The stencils are made by laminating two to four sheets of mulberry bark paper with tannin-rich persimmon juice and then cutting out the design elements using a variety of hand-made punches and/or knives. In order to reinforce particularly delicate designs (and allow blank spaces between certain elements), it is sometimes necessary to sandwich a web of fine silk threads between the layers of paper. These threads are so slender that they leave no trace on the finished textile. Katagami stencils are designed in such a way that they produce repetitive patterns--the top of each stencil matches up with the bottom--so that entire stencil-width bolts of cloth can be dyed using a single (or sometimes a pair of) reusable sheets. Avidly collected by late nineteenth- and early twentieth-century Western visitors to Japan, these paper stencils show both the ingenuity of the anonymous artisans who produced them and the variety of designs used to decorate traditional Japanese dyed textiles.

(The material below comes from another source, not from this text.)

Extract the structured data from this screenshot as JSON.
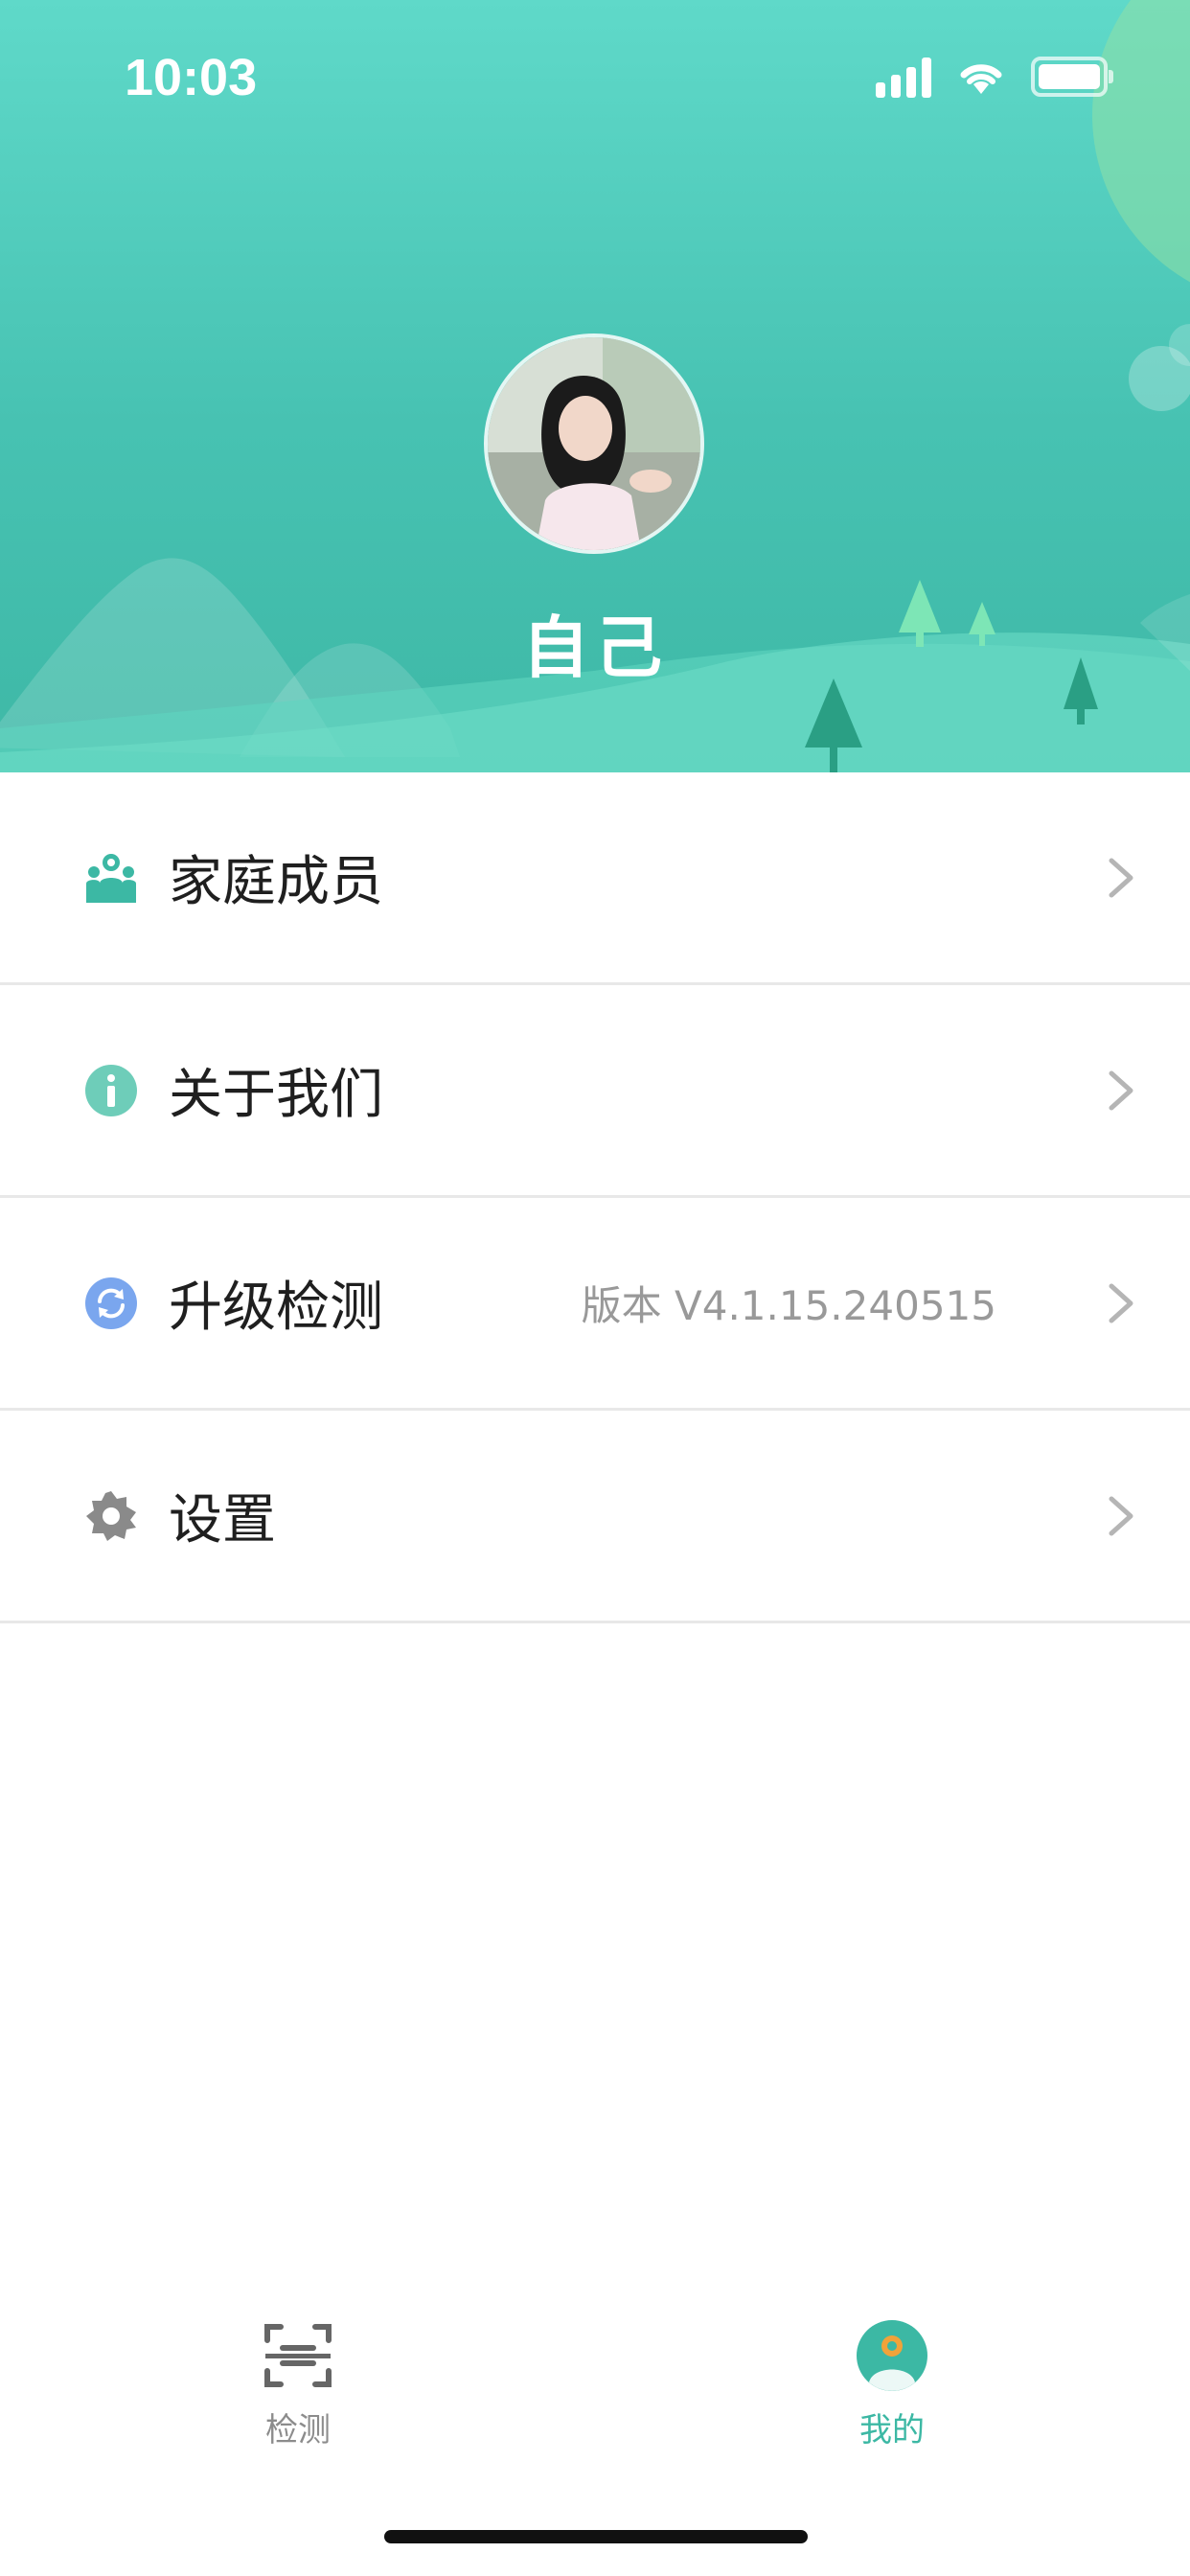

This stencil is chūban (medium-sized) minogami (mulberry bark paper) treated with persimmon juice and cut using the "tsukibori" (thrust-carving) technique, with "ito-ire" (silk-web) reinforcement
- Exhibition History

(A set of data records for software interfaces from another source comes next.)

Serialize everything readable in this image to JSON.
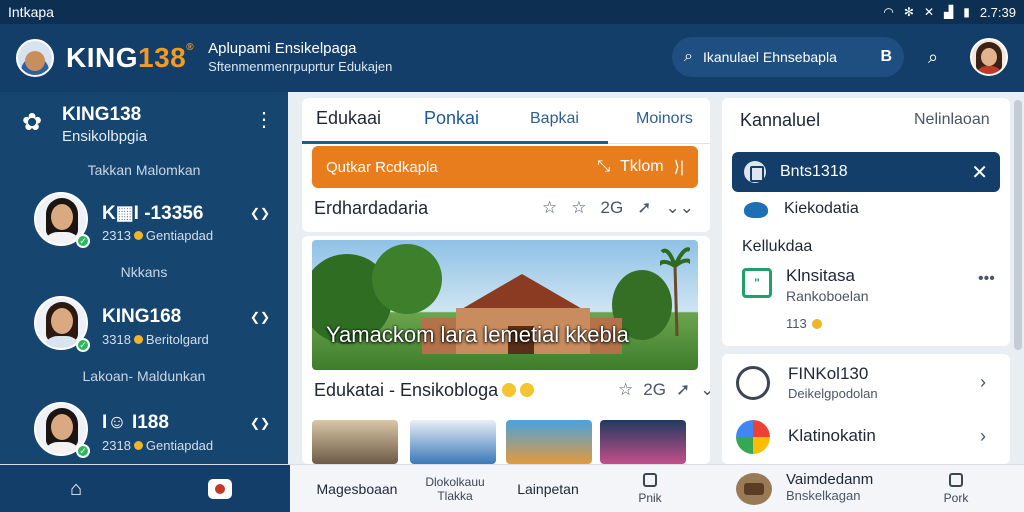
{
  "status_bar": {
    "app_name": "Intkapa",
    "time": "2.7:39"
  },
  "header": {
    "brand_main": "KING",
    "brand_accent": "138",
    "brand_mark": "®",
    "tagline_line1": "Aplupami Ensikelpaga",
    "tagline_line2": "Sftenmenmenrpuprtur Edukajen",
    "search_text": "Ikanulael Ehnsebapla",
    "search_suffix": "B"
  },
  "sidebar": {
    "title": "KING138",
    "subtitle": "Ensikolbpgia",
    "section_1": "Takkan Malomkan",
    "section_2": "Nkkans",
    "section_3": "Lakoan- Maldunkan",
    "contacts": [
      {
        "name": "K▦I -13356",
        "sub_left": "2313",
        "sub_right": "Gentiapdad"
      },
      {
        "name": "KING168",
        "sub_left": "3318",
        "sub_right": "Beritolgard"
      },
      {
        "name": "I☺ I188",
        "sub_left": "2318",
        "sub_right": "Gentiapdad"
      }
    ]
  },
  "center": {
    "tabs": [
      "Edukaai",
      "Ponkai",
      "Bapkai",
      "Moinors"
    ],
    "orange_bar_left": "Qutkar Rcdkapla",
    "orange_bar_right": "Tklom",
    "row_title": "Erdhardadaria",
    "row_count": "2G",
    "hero_caption": "Yamackom lara lemetial kkebla",
    "feature_title": "Edukatai - Ensikobloga",
    "feature_count": "2G"
  },
  "right_panel": {
    "title": "Kannaluel",
    "link": "Nelinlaoan",
    "selected_item": "Bnts1318",
    "item_1": "Kiekodatia",
    "item_2": "Kellukdaa",
    "item_3_title": "Klnsitasa",
    "item_3_sub": "Rankoboelan",
    "coins_text": "113",
    "list": [
      {
        "title": "FINKol130",
        "sub": "Deikelgpodolan"
      },
      {
        "title": "Klatinokatin",
        "sub": ""
      }
    ]
  },
  "bottom_nav": {
    "item_1": "Magesboaan",
    "item_2_line1": "Dlokolkauu",
    "item_2_line2": "Tlakka",
    "item_3": "Lainpetan",
    "item_4": "Pnik",
    "item_5_title": "Vaimdedanm",
    "item_5_sub": "Bnskelkagan",
    "item_6": "Pork"
  },
  "colors": {
    "primary": "#123e69",
    "accent": "#e87d1e",
    "online": "#2eb85c"
  }
}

Plum, Orchid, Chrysanthemum, and Bamboo: Botanical Motifs and Symbols in East Asian Painting, Harvard University Art Museums, Arthur M. Sackler Museum, Cambridge, 07/06/2002 - 01/05/2003
This record was created from historic documentation and may not have been reviewed by a curator; it may be inaccurate or incomplete. Our records are frequently revised and enhanced. For more information please contact the Division of Asian and Mediterranean Art at firstname.lastname@example.org